How to complete this task »
Could you filter the records below down to the lines that include the word "files"?

Stored entries:
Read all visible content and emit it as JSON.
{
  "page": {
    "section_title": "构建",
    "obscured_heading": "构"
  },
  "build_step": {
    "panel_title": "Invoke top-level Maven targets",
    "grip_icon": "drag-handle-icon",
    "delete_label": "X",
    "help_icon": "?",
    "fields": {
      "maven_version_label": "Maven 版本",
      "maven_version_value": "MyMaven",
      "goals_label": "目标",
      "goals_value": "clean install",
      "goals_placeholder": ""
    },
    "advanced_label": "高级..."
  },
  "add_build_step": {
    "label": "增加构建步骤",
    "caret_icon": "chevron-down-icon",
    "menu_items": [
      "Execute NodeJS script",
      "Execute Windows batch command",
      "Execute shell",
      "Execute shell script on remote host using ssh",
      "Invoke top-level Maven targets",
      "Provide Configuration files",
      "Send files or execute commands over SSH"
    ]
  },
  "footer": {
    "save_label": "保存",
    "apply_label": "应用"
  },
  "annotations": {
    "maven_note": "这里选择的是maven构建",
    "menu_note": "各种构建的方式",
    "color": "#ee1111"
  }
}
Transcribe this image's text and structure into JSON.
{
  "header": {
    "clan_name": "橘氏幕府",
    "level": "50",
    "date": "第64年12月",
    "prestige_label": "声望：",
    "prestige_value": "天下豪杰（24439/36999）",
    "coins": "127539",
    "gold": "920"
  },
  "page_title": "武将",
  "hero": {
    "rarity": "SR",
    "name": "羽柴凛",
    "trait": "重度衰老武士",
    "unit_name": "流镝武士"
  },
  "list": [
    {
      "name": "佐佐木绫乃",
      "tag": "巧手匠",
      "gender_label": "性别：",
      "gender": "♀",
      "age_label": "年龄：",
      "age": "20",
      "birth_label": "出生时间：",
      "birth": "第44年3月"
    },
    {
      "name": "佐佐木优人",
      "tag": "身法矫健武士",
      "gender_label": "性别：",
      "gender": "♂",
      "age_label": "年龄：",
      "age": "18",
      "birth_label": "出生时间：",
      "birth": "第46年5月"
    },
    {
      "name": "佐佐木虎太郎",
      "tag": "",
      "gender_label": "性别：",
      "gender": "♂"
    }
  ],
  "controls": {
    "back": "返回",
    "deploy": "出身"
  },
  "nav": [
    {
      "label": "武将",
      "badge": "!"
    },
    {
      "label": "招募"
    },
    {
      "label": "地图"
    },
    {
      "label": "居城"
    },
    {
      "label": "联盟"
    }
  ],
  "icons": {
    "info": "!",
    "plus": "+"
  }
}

Solution to the problem »
      "Provide Configuration files",
      "Send files or execute commands over SSH"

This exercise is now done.